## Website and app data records
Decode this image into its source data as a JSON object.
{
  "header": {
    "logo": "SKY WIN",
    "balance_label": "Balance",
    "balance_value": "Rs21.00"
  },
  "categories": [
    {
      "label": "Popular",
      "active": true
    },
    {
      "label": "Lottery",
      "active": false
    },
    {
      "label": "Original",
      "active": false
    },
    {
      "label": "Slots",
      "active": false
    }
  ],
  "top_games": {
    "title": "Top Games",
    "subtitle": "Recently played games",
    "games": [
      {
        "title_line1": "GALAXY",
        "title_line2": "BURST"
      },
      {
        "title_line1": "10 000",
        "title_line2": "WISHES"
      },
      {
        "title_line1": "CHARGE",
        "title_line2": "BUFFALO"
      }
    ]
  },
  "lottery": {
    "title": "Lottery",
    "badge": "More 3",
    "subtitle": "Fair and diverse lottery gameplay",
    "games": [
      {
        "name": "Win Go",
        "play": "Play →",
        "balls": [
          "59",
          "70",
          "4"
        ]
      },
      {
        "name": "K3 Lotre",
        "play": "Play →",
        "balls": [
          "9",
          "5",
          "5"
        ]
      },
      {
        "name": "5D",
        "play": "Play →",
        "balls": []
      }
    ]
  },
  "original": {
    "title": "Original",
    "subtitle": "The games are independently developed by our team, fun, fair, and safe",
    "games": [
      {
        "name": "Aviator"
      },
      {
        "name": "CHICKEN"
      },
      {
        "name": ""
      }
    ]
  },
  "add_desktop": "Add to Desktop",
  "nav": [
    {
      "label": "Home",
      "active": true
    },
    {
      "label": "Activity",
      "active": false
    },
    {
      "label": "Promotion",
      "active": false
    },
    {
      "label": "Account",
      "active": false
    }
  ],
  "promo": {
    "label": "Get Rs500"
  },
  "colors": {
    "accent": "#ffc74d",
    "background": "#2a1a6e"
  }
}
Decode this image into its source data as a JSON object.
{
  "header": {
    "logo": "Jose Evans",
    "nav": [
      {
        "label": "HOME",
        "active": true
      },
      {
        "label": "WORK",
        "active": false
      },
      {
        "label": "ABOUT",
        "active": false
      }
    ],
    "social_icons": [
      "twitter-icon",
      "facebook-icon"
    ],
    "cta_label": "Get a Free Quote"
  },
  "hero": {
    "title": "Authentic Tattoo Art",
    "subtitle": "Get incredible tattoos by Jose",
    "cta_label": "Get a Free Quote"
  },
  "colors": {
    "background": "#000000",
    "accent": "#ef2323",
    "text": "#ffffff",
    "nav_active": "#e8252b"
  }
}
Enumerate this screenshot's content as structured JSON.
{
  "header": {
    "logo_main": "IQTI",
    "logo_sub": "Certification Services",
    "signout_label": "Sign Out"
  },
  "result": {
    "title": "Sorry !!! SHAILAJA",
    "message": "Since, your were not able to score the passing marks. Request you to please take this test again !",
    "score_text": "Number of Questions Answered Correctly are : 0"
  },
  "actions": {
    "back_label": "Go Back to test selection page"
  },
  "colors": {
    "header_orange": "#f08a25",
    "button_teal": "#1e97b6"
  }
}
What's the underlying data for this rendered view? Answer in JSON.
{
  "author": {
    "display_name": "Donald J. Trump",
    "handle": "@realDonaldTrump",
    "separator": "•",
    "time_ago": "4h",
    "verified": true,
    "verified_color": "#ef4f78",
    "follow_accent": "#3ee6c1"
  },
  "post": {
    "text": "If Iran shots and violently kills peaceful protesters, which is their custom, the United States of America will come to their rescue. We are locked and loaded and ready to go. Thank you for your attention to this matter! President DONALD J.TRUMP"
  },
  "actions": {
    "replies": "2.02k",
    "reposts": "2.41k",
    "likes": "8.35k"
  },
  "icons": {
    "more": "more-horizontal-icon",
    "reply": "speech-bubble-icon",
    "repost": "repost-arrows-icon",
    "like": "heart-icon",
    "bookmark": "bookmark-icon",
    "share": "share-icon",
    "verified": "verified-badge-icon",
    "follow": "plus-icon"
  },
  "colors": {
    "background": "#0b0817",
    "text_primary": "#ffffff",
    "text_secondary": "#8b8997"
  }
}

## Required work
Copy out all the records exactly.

## Answer box
Decode this image into its source data as a JSON object.
{
  "header": {
    "logo": "SKY WIN",
    "balance_label": "Balance",
    "balance_value": "Rs21.00"
  },
  "categories": [
    {
      "label": "Popular",
      "active": true
    },
    {
      "label": "Lottery",
      "active": false
    },
    {
      "label": "Original",
      "active": false
    },
    {
      "label": "Slots",
      "active": false
    }
  ],
  "top_games": {
    "title": "Top Games",
    "subtitle": "Recently played games",
    "games": [
      {
        "title_line1": "GALAXY",
        "title_line2": "BURST"
      },
      {
        "title_line1": "10 000",
        "title_line2": "WISHES"
      },
      {
        "title_line1": "CHARGE",
        "title_line2": "BUFFALO"
      }
    ]
  },
  "lottery": {
    "title": "Lottery",
    "badge": "More 3",
    "subtitle": "Fair and diverse lottery gameplay",
    "games": [
      {
        "name": "Win Go",
        "play": "Play →",
        "balls": [
          "59",
          "70",
          "4"
        ]
      },
      {
        "name": "K3 Lotre",
        "play": "Play →",
        "balls": [
          "9",
          "5",
          "5"
        ]
      },
      {
        "name": "5D",
        "play": "Play →",
        "balls": []
      }
    ]
  },
  "original": {
    "title": "Original",
    "subtitle": "The games are independently developed by our team, fun, fair, and safe",
    "games": [
      {
        "name": "Aviator"
      },
      {
        "name": "CHICKEN"
      },
      {
        "name": ""
      }
    ]
  },
  "add_desktop": "Add to Desktop",
  "nav": [
    {
      "label": "Home",
      "active": true
    },
    {
      "label": "Activity",
      "active": false
    },
    {
      "label": "Promotion",
      "active": false
    },
    {
      "label": "Account",
      "active": false
    }
  ],
  "promo": {
    "label": "Get Rs500"
  },
  "colors": {
    "accent": "#ffc74d",
    "background": "#2a1a6e"
  }
}
Decode this image into its source data as a JSON object.
{
  "header": {
    "logo": "Jose Evans",
    "nav": [
      {
        "label": "HOME",
        "active": true
      },
      {
        "label": "WORK",
        "active": false
      },
      {
        "label": "ABOUT",
        "active": false
      }
    ],
    "social_icons": [
      "twitter-icon",
      "facebook-icon"
    ],
    "cta_label": "Get a Free Quote"
  },
  "hero": {
    "title": "Authentic Tattoo Art",
    "subtitle": "Get incredible tattoos by Jose",
    "cta_label": "Get a Free Quote"
  },
  "colors": {
    "background": "#000000",
    "accent": "#ef2323",
    "text": "#ffffff",
    "nav_active": "#e8252b"
  }
}
Enumerate this screenshot's content as structured JSON.
{
  "header": {
    "logo_main": "IQTI",
    "logo_sub": "Certification Services",
    "signout_label": "Sign Out"
  },
  "result": {
    "title": "Sorry !!! SHAILAJA",
    "message": "Since, your were not able to score the passing marks. Request you to please take this test again !",
    "score_text": "Number of Questions Answered Correctly are : 0"
  },
  "actions": {
    "back_label": "Go Back to test selection page"
  },
  "colors": {
    "header_orange": "#f08a25",
    "button_teal": "#1e97b6"
  }
}
What's the underlying data for this rendered view? Answer in JSON.
{
  "author": {
    "display_name": "Donald J. Trump",
    "handle": "@realDonaldTrump",
    "separator": "•",
    "time_ago": "4h",
    "verified": true,
    "verified_color": "#ef4f78",
    "follow_accent": "#3ee6c1"
  },
  "post": {
    "text": "If Iran shots and violently kills peaceful protesters, which is their custom, the United States of America will come to their rescue. We are locked and loaded and ready to go. Thank you for your attention to this matter! President DONALD J.TRUMP"
  },
  "actions": {
    "replies": "2.02k",
    "reposts": "2.41k",
    "likes": "8.35k"
  },
  "icons": {
    "more": "more-horizontal-icon",
    "reply": "speech-bubble-icon",
    "repost": "repost-arrows-icon",
    "like": "heart-icon",
    "bookmark": "bookmark-icon",
    "share": "share-icon",
    "verified": "verified-badge-icon",
    "follow": "plus-icon"
  },
  "colors": {
    "background": "#0b0817",
    "text_primary": "#ffffff",
    "text_secondary": "#8b8997"
  }
}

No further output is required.